Key Difference – PTFE vs. PFA
PTFE and PFA are abbreviations for two synthetic polymers, Polytetrafluoroethylene and Perfluoroalkoxy respectively. They are fluoropolymers and share most properties in common. The most commonly known and widely used fluoropolymer is PTFE; also known as Teflon and the brand name of PFA is Teflon PFA. The key difference between PTFE and PFA comes from the resins that are used to make the polymer. PFA is melt processable and more versatile than Teflon; however, PTFE has excellent properties such as less water absorbent and stand against weathering.
What is PTFE?
The commercial name of PTFE (Polytetrafluoroethylene) is Teflon; a fluoropolymer with advanced properties such as high chemical resistance, low and high-temperature capability, resistance to weathering, low friction, electrical and thermal insulation, and “slipperiness. However, mechanical properties of PTFE are relatively low compared to other plastics; but remains stable over a wide temperature range. Different techniques are used to fabricate PTFE resins to form parts; ram extrusion, screw extrusion, compression molding, and paste extrusion with an extrusion aid. Three basic steps are common in these all techniques: cold forming, sintering, and cooling.
What is PFA?

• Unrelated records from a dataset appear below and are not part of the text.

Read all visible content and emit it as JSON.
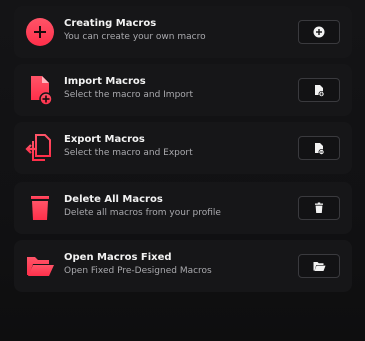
{
  "accent_color": "#ff3a55",
  "items": [
    {
      "title": "Creating Macros",
      "subtitle": "You can create your own macro",
      "icon": "plus-circle-icon",
      "action_icon": "plus-circle-icon"
    },
    {
      "title": "Import Macros",
      "subtitle": "Select the macro and Import",
      "icon": "file-import-icon",
      "action_icon": "file-plus-icon"
    },
    {
      "title": "Export Macros",
      "subtitle": "Select the macro and Export",
      "icon": "file-export-icon",
      "action_icon": "file-minus-icon"
    },
    {
      "title": "Delete All Macros",
      "subtitle": "Delete all macros from your profile",
      "icon": "trash-icon",
      "action_icon": "trash-icon"
    },
    {
      "title": "Open Macros Fixed",
      "subtitle": "Open Fixed Pre-Designed Macros",
      "icon": "folder-open-icon",
      "action_icon": "folder-open-icon"
    }
  ]
}
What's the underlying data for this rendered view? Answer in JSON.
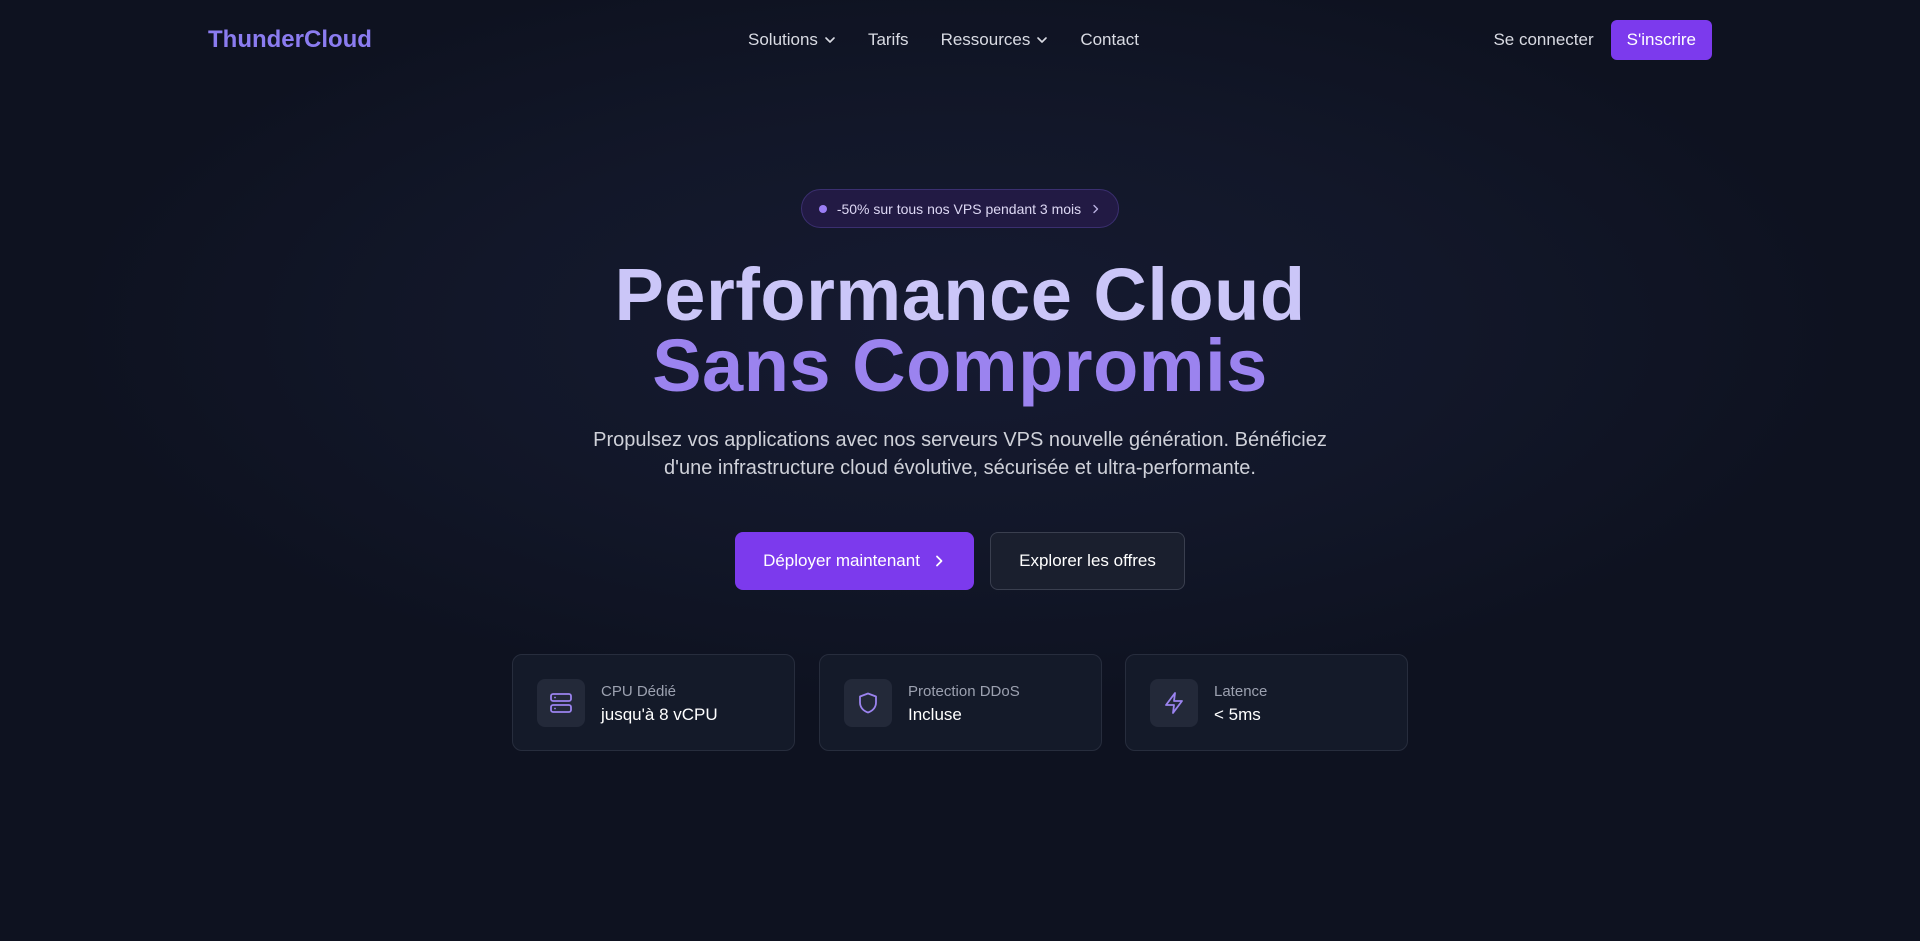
{
  "brand": {
    "name": "ThunderCloud"
  },
  "nav": {
    "items": [
      {
        "label": "Solutions",
        "dropdown": true
      },
      {
        "label": "Tarifs",
        "dropdown": false
      },
      {
        "label": "Ressources",
        "dropdown": true
      },
      {
        "label": "Contact",
        "dropdown": false
      }
    ],
    "login_label": "Se connecter",
    "signup_label": "S'inscrire"
  },
  "promo": {
    "text": "-50% sur tous nos VPS pendant 3 mois"
  },
  "hero": {
    "title_line1": "Performance Cloud",
    "title_line2": "Sans Compromis",
    "subtitle": "Propulsez vos applications avec nos serveurs VPS nouvelle génération. Bénéficiez d'une infrastructure cloud évolutive, sécurisée et ultra-performante."
  },
  "cta": {
    "primary_label": "Déployer maintenant",
    "secondary_label": "Explorer les offres"
  },
  "features": [
    {
      "icon": "server-icon",
      "label": "CPU Dédié",
      "value": "jusqu'à 8 vCPU"
    },
    {
      "icon": "shield-icon",
      "label": "Protection DDoS",
      "value": "Incluse"
    },
    {
      "icon": "lightning-icon",
      "label": "Latence",
      "value": "< 5ms"
    }
  ],
  "colors": {
    "accent": "#7c3aed",
    "brand": "#8b7cf0",
    "title_light": "#cbc6f8",
    "title_accent": "#9b83ef",
    "background": "#111626"
  }
}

PFA (Perfluoroalkoxy) is a fully fluorinated, translucent polymer and is commercially popular as Teflon PFA. It is marginally flexible polymer material with a low friction coefficient and exceptional non-stick properties. Moreover, it is a strong and hard material that shows high resistance to stress cracking and does not react with nearly all chemicals and solvents. In addition, PFA possesses a good temperature tolerant capacity and can be used in both high and low-temperature conditions. Its dielectric constant is excellent and chemical stability is also very high.
In producing PFA, it is melted and processed at very high temperatures; therefore it is extremely difficult to mold the PFA resin. Due to this fact, it is highly crystalline, viscous and extremely shear sensitive.
What is the difference between PTFE and PFA?
PTFE: The PTFE has the repeating unit of -C2F4-, it contains only carbon and fluorine atoms.
PFA: The repeating unit of PFA polymer is given in the below. All the carbon atoms are fully fluorinated, and two carbon atoms are bonded together via an oxygen atom (-C-O-C).
PTFE: PTFE is a hydrophobic synthetic polymer with a low friction coefficient. It has excellent thermal and electrical insulation properties. It has high-density value and cannot be melt processed. To form required shapes, it needs to compress and sinter. Its mechanical properties are comparative to with other plastics; however mechanical properties can be enhanced by adding fillers.
PFA: PFA is known as a flexible polymer with excellent chemical resistant and temperature tolerant properties. However, it is less heat resistant than PTFA. It has good dielectric properties, and the dielectric constant is equal to 2.1.
PTFE: Teflon is popular as a non-stick coating in cooking pans and other modern items of cookware. It is also used in containers and pipes when handling corrosive and highly reactive chemicals due to its non-reactive properties. The other common application of PTFE is the use of as a lubricant to reduce friction in machinery.
PFA: PFA is commonly used to produce plastic laboratory equipment since it is optically transparent, flexible and chemically resistant to nearly all chemicals and solvents.It is also commonly used for tubing in handling critical or highly corrosive processes. In addition, PFA is used as sheet linings for chemical equipment, because it can use as an alternative for more expensive alloys and metals as a carbon steel fiber reinforced plastics (FRPs).
1. Teflon items By Cjp24 (Own work) [Public domain], via Wikimedia Commons
2. “Pfa tubing“. [CC BY-SA 3.0] via Wikipedia